Work to be completed
Say how many lines below hold the word "color"; give the number by itself.

Collected data:
++++++++++++++++++++
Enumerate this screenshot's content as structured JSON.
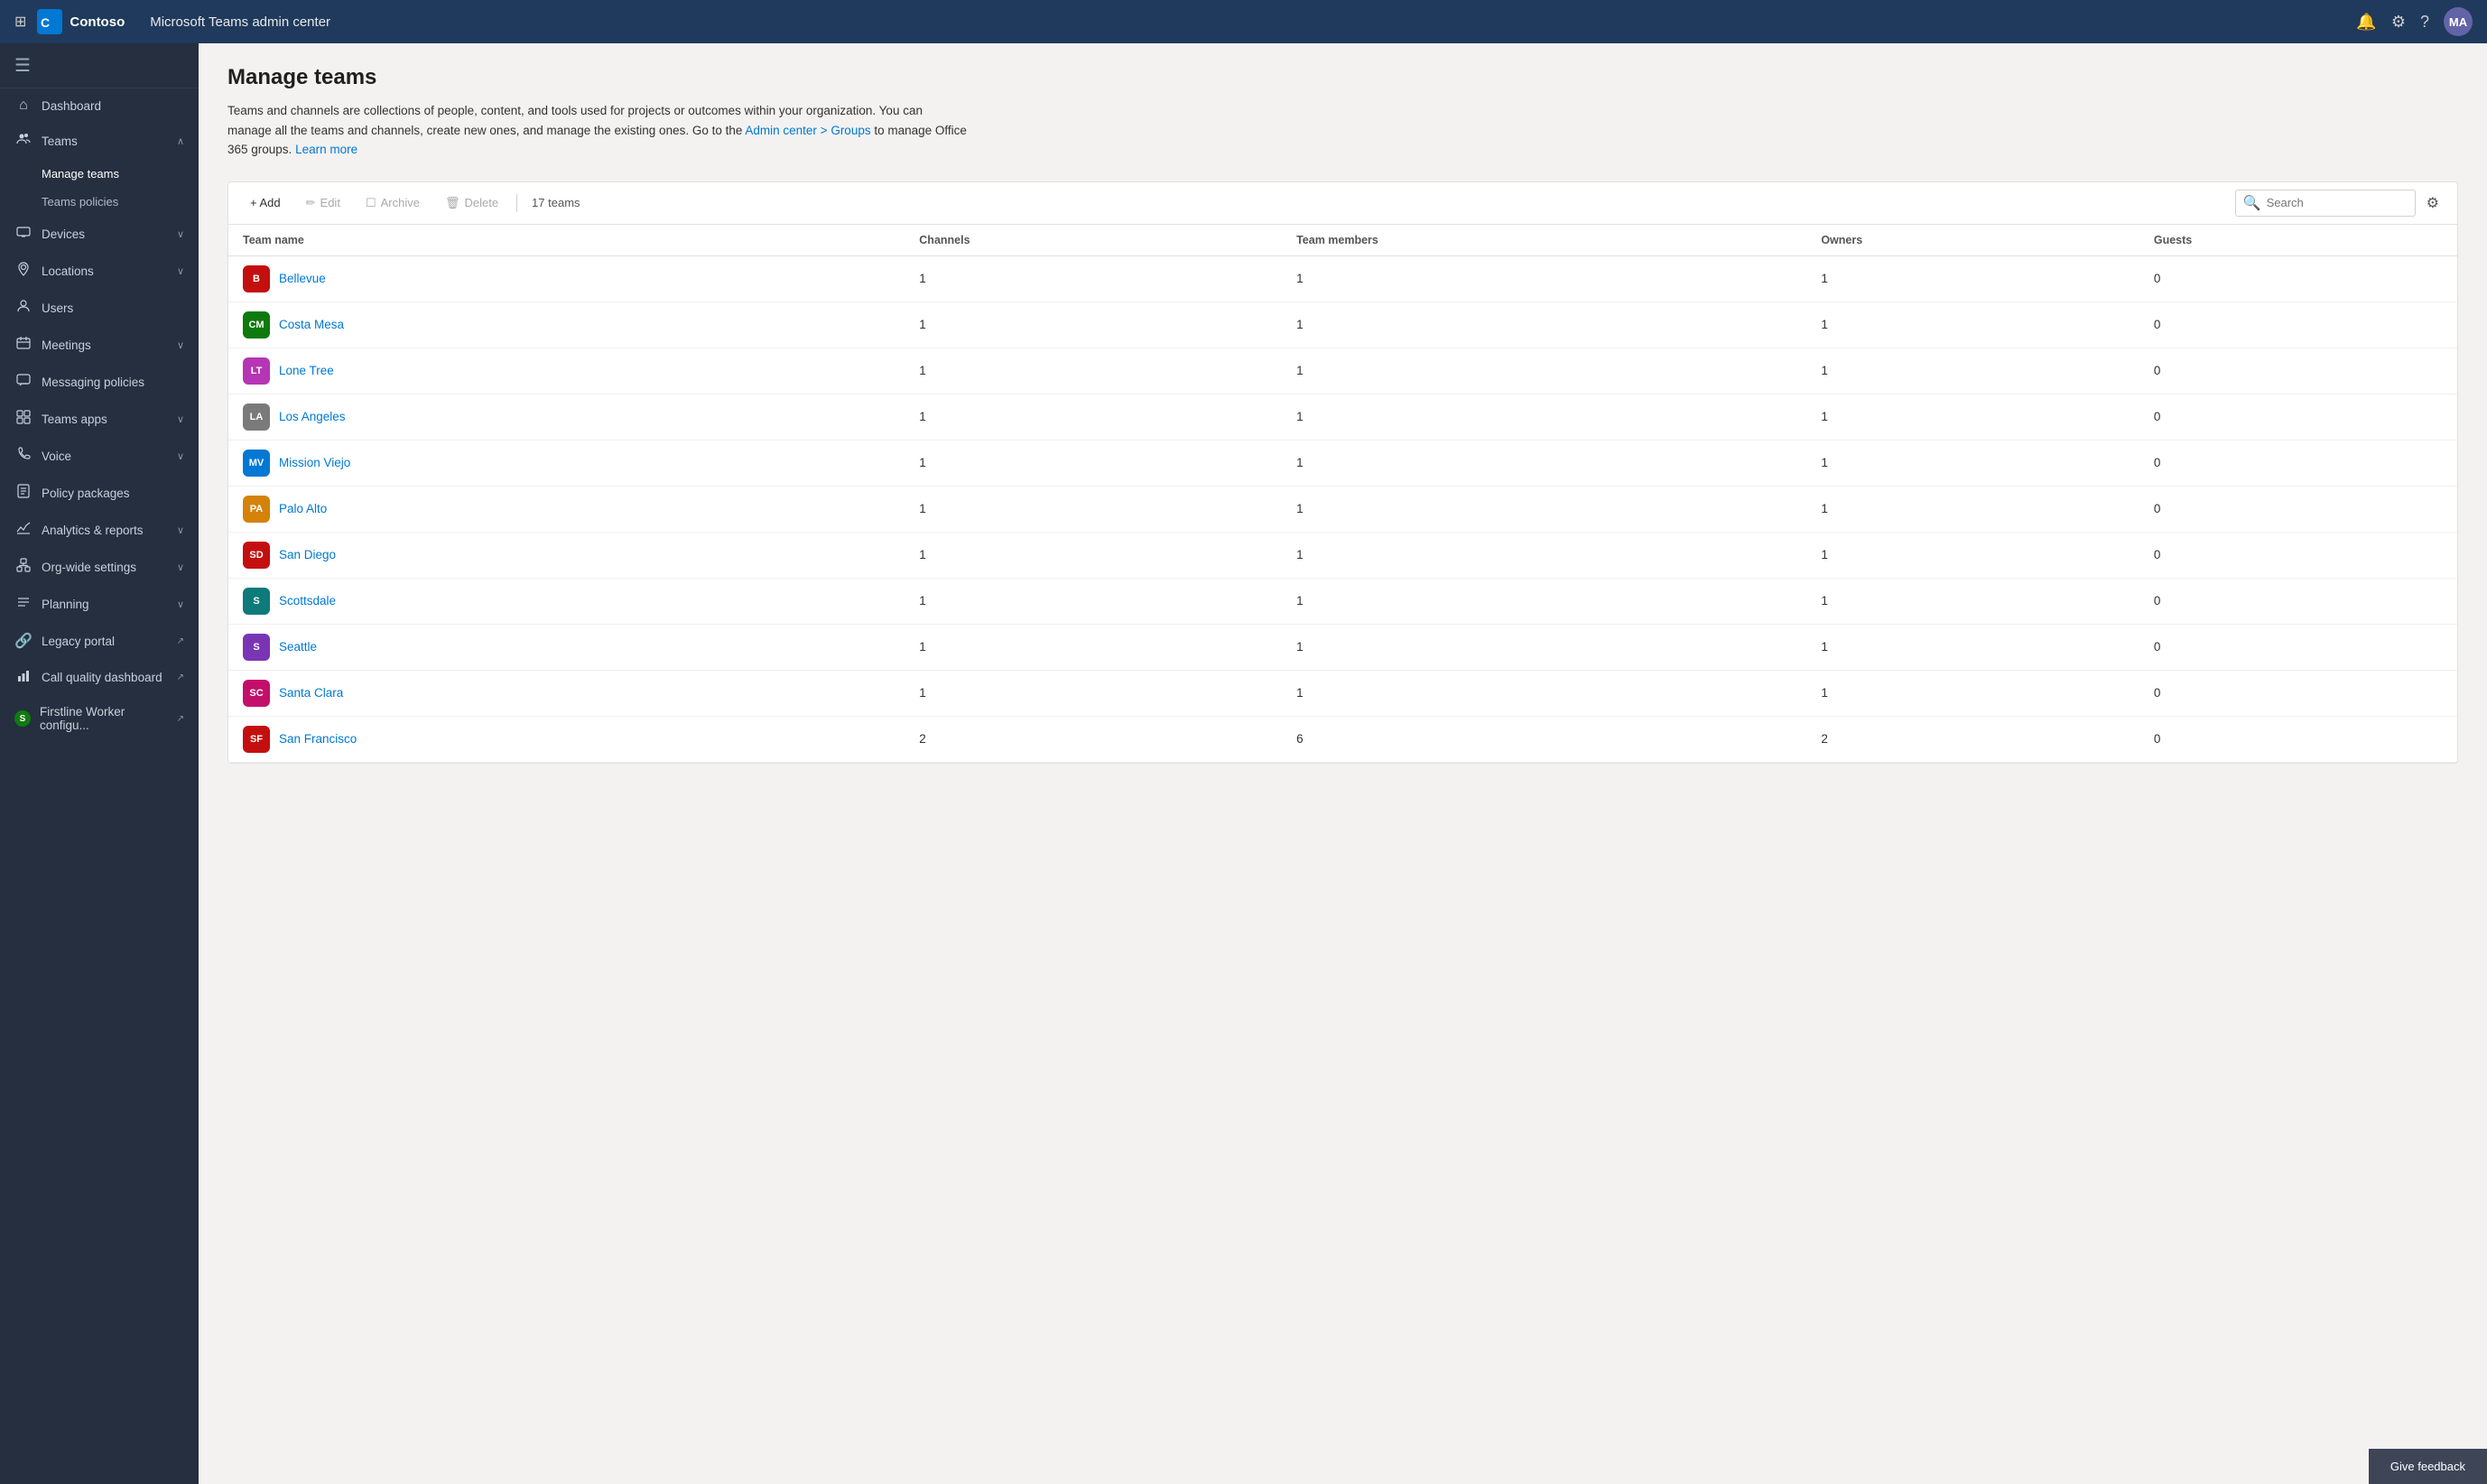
{
  "topbar": {
    "app_name": "Contoso",
    "title": "Microsoft Teams admin center",
    "avatar_initials": "MA"
  },
  "sidebar": {
    "menu_icon": "☰",
    "items": [
      {
        "id": "dashboard",
        "icon": "⌂",
        "label": "Dashboard",
        "has_sub": false
      },
      {
        "id": "teams",
        "icon": "👥",
        "label": "Teams",
        "has_sub": true,
        "expanded": true,
        "sub_items": [
          {
            "id": "manage-teams",
            "label": "Manage teams",
            "active": true
          },
          {
            "id": "teams-policies",
            "label": "Teams policies"
          }
        ]
      },
      {
        "id": "devices",
        "icon": "🖥",
        "label": "Devices",
        "has_sub": true
      },
      {
        "id": "locations",
        "icon": "📍",
        "label": "Locations",
        "has_sub": true
      },
      {
        "id": "users",
        "icon": "👤",
        "label": "Users",
        "has_sub": false
      },
      {
        "id": "meetings",
        "icon": "📅",
        "label": "Meetings",
        "has_sub": true
      },
      {
        "id": "messaging-policies",
        "icon": "💬",
        "label": "Messaging policies",
        "has_sub": false
      },
      {
        "id": "teams-apps",
        "icon": "⚙",
        "label": "Teams apps",
        "has_sub": true
      },
      {
        "id": "voice",
        "icon": "📞",
        "label": "Voice",
        "has_sub": true
      },
      {
        "id": "policy-packages",
        "icon": "📦",
        "label": "Policy packages",
        "has_sub": false
      },
      {
        "id": "analytics-reports",
        "icon": "📊",
        "label": "Analytics & reports",
        "has_sub": true
      },
      {
        "id": "org-wide-settings",
        "icon": "🏢",
        "label": "Org-wide settings",
        "has_sub": true
      },
      {
        "id": "planning",
        "icon": "📋",
        "label": "Planning",
        "has_sub": true
      },
      {
        "id": "legacy-portal",
        "icon": "🔗",
        "label": "Legacy portal",
        "external": true
      },
      {
        "id": "call-quality",
        "icon": "📈",
        "label": "Call quality dashboard",
        "external": true
      },
      {
        "id": "firstline-worker",
        "icon": "S",
        "label": "Firstline Worker configu...",
        "external": true
      }
    ]
  },
  "page": {
    "title": "Manage teams",
    "description": "Teams and channels are collections of people, content, and tools used for projects or outcomes within your organization. You can manage all the teams and channels, create new ones, and manage the existing ones. Go to the",
    "description_link1": "Admin center > Groups",
    "description_mid": "to manage Office 365 groups.",
    "description_link2": "Learn more"
  },
  "toolbar": {
    "add_label": "+ Add",
    "edit_label": "✏ Edit",
    "archive_label": "Archive",
    "delete_label": "Delete",
    "team_count": "17 teams",
    "search_placeholder": "Search"
  },
  "table": {
    "columns": [
      "Team name",
      "Channels",
      "Team members",
      "Owners",
      "Guests"
    ],
    "rows": [
      {
        "initials": "B",
        "color": "#c40f0f",
        "name": "Bellevue",
        "channels": 1,
        "members": 1,
        "owners": 1,
        "guests": 0
      },
      {
        "initials": "CM",
        "color": "#0e7a0e",
        "name": "Costa Mesa",
        "channels": 1,
        "members": 1,
        "owners": 1,
        "guests": 0
      },
      {
        "initials": "LT",
        "color": "#b535b5",
        "name": "Lone Tree",
        "channels": 1,
        "members": 1,
        "owners": 1,
        "guests": 0
      },
      {
        "initials": "LA",
        "color": "#7a7a7a",
        "name": "Los Angeles",
        "channels": 1,
        "members": 1,
        "owners": 1,
        "guests": 0
      },
      {
        "initials": "MV",
        "color": "#0078d4",
        "name": "Mission Viejo",
        "channels": 1,
        "members": 1,
        "owners": 1,
        "guests": 0
      },
      {
        "initials": "PA",
        "color": "#d4820a",
        "name": "Palo Alto",
        "channels": 1,
        "members": 1,
        "owners": 1,
        "guests": 0
      },
      {
        "initials": "SD",
        "color": "#c40f0f",
        "name": "San Diego",
        "channels": 1,
        "members": 1,
        "owners": 1,
        "guests": 0
      },
      {
        "initials": "S",
        "color": "#0e7a7a",
        "name": "Scottsdale",
        "channels": 1,
        "members": 1,
        "owners": 1,
        "guests": 0
      },
      {
        "initials": "S",
        "color": "#7a35b5",
        "name": "Seattle",
        "channels": 1,
        "members": 1,
        "owners": 1,
        "guests": 0
      },
      {
        "initials": "SC",
        "color": "#c40f6a",
        "name": "Santa Clara",
        "channels": 1,
        "members": 1,
        "owners": 1,
        "guests": 0
      },
      {
        "initials": "SF",
        "color": "#c40f0f",
        "name": "San Francisco",
        "channels": 2,
        "members": 6,
        "owners": 2,
        "guests": 0
      }
    ]
  },
  "feedback": {
    "label": "Give feedback"
  }
}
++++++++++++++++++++
Answer box
11